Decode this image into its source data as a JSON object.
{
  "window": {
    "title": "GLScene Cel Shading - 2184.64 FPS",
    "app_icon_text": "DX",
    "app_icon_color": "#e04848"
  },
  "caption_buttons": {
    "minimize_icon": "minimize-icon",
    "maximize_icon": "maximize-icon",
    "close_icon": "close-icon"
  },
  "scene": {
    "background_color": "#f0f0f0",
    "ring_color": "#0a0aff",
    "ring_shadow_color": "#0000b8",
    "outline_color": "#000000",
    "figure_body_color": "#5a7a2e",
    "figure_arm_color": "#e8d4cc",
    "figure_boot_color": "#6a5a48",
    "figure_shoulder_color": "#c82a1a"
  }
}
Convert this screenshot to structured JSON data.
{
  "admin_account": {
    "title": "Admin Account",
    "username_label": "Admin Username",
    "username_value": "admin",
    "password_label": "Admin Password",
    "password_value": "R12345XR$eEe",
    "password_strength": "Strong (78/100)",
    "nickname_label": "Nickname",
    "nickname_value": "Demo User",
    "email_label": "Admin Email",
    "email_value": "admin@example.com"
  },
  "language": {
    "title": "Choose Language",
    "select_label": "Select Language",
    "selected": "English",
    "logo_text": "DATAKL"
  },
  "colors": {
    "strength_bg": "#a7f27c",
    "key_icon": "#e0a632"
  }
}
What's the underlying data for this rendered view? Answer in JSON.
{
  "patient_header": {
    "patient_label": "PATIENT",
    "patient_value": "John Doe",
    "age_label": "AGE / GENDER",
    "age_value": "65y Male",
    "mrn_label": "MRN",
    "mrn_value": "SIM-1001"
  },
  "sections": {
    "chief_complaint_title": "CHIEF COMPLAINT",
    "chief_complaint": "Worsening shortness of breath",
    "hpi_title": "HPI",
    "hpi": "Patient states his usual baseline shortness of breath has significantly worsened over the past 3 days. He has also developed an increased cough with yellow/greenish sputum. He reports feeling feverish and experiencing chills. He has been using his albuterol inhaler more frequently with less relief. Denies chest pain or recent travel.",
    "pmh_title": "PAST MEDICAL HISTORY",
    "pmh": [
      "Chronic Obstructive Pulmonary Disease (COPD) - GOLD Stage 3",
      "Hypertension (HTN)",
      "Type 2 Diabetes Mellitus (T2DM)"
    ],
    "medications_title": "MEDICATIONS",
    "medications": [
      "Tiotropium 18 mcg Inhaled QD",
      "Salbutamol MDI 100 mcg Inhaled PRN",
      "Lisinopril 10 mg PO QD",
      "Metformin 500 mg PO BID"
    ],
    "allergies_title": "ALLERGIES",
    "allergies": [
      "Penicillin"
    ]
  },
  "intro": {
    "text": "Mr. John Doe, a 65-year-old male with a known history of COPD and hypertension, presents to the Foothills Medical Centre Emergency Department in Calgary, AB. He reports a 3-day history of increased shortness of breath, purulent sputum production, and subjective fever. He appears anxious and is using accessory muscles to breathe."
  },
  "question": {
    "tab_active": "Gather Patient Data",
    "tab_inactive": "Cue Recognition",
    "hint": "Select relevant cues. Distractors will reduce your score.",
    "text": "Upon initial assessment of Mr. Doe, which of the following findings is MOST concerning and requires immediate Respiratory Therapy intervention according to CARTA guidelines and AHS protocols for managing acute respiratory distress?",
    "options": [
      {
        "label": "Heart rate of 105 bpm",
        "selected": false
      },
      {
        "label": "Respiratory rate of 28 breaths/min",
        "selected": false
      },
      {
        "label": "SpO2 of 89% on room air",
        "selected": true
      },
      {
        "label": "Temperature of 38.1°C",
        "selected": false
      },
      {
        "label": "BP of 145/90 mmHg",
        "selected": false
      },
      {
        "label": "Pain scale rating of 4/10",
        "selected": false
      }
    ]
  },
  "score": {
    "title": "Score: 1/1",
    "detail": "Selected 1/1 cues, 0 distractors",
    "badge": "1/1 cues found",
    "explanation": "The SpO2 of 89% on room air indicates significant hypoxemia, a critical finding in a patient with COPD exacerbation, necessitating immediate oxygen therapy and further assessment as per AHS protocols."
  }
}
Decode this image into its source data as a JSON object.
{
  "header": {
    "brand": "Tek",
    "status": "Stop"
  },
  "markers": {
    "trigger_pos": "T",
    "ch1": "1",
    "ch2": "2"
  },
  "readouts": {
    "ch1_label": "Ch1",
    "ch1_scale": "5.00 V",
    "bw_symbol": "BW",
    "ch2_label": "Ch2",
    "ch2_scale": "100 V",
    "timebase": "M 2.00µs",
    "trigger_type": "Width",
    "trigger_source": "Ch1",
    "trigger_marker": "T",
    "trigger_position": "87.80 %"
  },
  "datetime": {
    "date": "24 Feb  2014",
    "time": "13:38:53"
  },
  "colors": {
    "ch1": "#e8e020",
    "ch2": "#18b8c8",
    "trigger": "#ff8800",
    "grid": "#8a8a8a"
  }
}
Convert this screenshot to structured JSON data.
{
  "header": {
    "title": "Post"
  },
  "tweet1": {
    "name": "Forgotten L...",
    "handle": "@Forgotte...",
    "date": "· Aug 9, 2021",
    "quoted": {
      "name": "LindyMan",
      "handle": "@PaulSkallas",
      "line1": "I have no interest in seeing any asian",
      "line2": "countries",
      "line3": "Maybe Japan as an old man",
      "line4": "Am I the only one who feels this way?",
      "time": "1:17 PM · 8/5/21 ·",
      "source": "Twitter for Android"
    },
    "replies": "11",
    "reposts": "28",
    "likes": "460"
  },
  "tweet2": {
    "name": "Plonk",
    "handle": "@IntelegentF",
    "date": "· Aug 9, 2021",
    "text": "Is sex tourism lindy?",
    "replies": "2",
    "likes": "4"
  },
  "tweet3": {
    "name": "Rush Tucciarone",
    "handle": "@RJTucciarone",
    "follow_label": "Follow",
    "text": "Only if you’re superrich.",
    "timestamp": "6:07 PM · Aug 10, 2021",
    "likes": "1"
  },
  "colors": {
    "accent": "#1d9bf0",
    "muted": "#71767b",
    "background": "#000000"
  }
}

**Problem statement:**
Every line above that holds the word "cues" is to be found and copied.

**Your solution:**
    "hint": "Select relevant cues. Distractors will reduce your score.",
    "detail": "Selected 1/1 cues, 0 distractors",
    "badge": "1/1 cues found",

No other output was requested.